[Start of section]

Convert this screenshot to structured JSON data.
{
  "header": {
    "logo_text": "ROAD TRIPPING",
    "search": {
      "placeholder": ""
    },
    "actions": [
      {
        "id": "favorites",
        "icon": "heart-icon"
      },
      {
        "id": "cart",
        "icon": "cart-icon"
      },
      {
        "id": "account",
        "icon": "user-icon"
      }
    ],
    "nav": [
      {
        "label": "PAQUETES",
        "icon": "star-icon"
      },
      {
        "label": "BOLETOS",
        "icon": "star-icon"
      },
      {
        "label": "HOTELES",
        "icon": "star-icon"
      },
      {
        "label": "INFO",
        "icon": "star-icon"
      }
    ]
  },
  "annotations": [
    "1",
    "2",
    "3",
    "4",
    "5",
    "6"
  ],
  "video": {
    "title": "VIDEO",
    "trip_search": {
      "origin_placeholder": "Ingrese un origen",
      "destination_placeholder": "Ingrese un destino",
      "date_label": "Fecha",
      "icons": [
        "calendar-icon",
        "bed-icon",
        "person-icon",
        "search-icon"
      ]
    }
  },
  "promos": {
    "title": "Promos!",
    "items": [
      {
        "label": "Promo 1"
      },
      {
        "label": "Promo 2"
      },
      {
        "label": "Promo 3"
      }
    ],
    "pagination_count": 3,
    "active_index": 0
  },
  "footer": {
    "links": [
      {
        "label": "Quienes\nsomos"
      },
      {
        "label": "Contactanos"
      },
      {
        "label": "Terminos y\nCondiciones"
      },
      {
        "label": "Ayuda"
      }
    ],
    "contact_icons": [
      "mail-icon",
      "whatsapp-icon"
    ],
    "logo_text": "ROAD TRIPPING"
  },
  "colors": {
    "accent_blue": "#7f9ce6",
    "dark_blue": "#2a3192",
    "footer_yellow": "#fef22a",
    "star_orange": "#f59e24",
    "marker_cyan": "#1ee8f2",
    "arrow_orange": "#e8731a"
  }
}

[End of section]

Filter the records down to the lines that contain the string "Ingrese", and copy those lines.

SOLUTION FOR THIS PROBLEM:
      "origin_placeholder": "Ingrese un origen",
      "destination_placeholder": "Ingrese un destino",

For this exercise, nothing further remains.